- We prepare our potato beds by digging a furrow down the length of the bed and by amending with an inch of compost and an organic, balanced fertilizer. We plant one row of potatoes to a bed, keeping rows 3-4’ apart.
- To plant, drop sprouted potatoes into the furrow about 12-18” apart. When dropping them, we try to get the eyes to face upward and, depending on time, we will slightly bury them in the furrow. After you have dropped the entire row, lightly cover with around 2” of soil.
- We will then hill potatoes every week by mounding soil with a hoe over the emerging seedlings, but without burying them again. This can be done until harvest if necessary, adding the benefit of continual weed cultivation, and providing a larger rhizosphere, or “root area,” for tubers to grow. Keep in mind that the root systems that grow the tuber only develop outward and up, and not downward as some may think.
- Our main pest is the Colorado potato beetle. This insect, like all others, has several life stages. Adults are harder to find, but we have lots of luck squishing slow-moving larvae during our weekly scouting. They turn your fingers a brackish-orange and make a flock of chickens very happy.
- To determine harvest, keep track of planting date and the number of days recommended to harvest. We typically use pitchforks, drawing an imaginary circle about 12” wide around the base of the plant, to avoid puncturing them while digging.
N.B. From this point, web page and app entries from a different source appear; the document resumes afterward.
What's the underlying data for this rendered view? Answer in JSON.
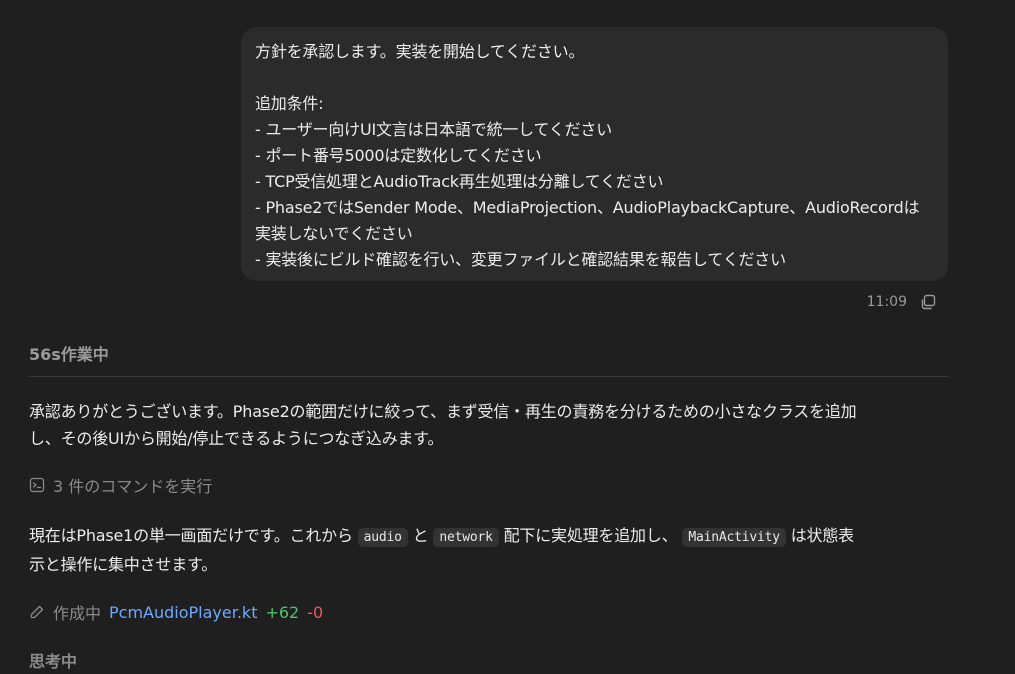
{
  "user_message": {
    "line1": "方針を承認します。実装を開始してください。",
    "line2": "追加条件:",
    "line3": "- ユーザー向けUI文言は日本語で統一してください",
    "line4": "- ポート番号5000は定数化してください",
    "line5": "- TCP受信処理とAudioTrack再生処理は分離してください",
    "line6": "- Phase2ではSender Mode、MediaProjection、AudioPlaybackCapture、AudioRecordは",
    "line7": "実装しないでください",
    "line8": "- 実装後にビルド確認を行い、変更ファイルと確認結果を報告してください",
    "time": "11:09"
  },
  "status": {
    "working": "56s作業中"
  },
  "assistant": {
    "para1_line1": "承認ありがとうございます。Phase2の範囲だけに絞って、まず受信・再生の責務を分けるための小さなクラスを追加",
    "para1_line2": "し、その後UIから開始/停止できるようにつなぎ込みます。",
    "commands_label": "3 件のコマンドを実行",
    "para2_part1": "現在はPhase1の単一画面だけです。これから ",
    "code_audio": "audio",
    "para2_part2": " と ",
    "code_network": "network",
    "para2_part3": " 配下に実処理を追加し、 ",
    "code_main": "MainActivity",
    "para2_part4": " は状態表",
    "para2_line2": "示と操作に集中させます。",
    "edit_label": "作成中",
    "edit_file": "PcmAudioPlayer.kt",
    "edit_added": "+62",
    "edit_removed": "-0",
    "thinking": "思考中"
  },
  "icons": {
    "copy": "copy-icon",
    "terminal": "terminal-icon",
    "pencil": "pencil-icon"
  },
  "colors": {
    "background": "#1f1f1f",
    "bubble": "#2b2b2b",
    "link": "#6fa8ff",
    "added": "#4ec36b",
    "removed": "#f05a5a"
  }
}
- Fresh potatoes can be eaten immediately and are prized for their tender, new skins. However, potatoes can also be cured in a dry, room temperature space to allow skins to slightly desiccate. Keep them in the dark and they can store for upwards of six months or more.
There’s no denying it: the potato is one uber-versatile veg. Creamed, whipped, mashed, baked, smashed, scalloped, fried into chips or double stuffed, the potato is the little black dress of the food world: suitable for any occasion. Talk about super-luxurious, soul-satisfying goodness: try these Twice Baked Potatoes from Food Network Magazine. Did we say comfort food? Yes, we did. Alton Brown’s Creamy Garlic Mashed Potatoes would brighten even the rainiest of days. Feeling a little adventurous, but watching your calories? Try a slimmed-down spin on potato chips with Ellie Krieger’s Cracked Pepper Potato Chips with Onion Dip. Personally, we’re rushing home to make Food Network Magazine‘s delectable Four-Cheese Scalloped Potatoes. If that’s not a crowd-pleaser, we don’t know what is. Head on over to FN Dish for even more great spuds.
In this Garden to Table feature, farmer-bloggers Judith Winfrey and Joe Reynolds offer their tips for sowing, growing and harvesting. And then we kick it over to FN Dish for some delicious recipes using this seasonal produce.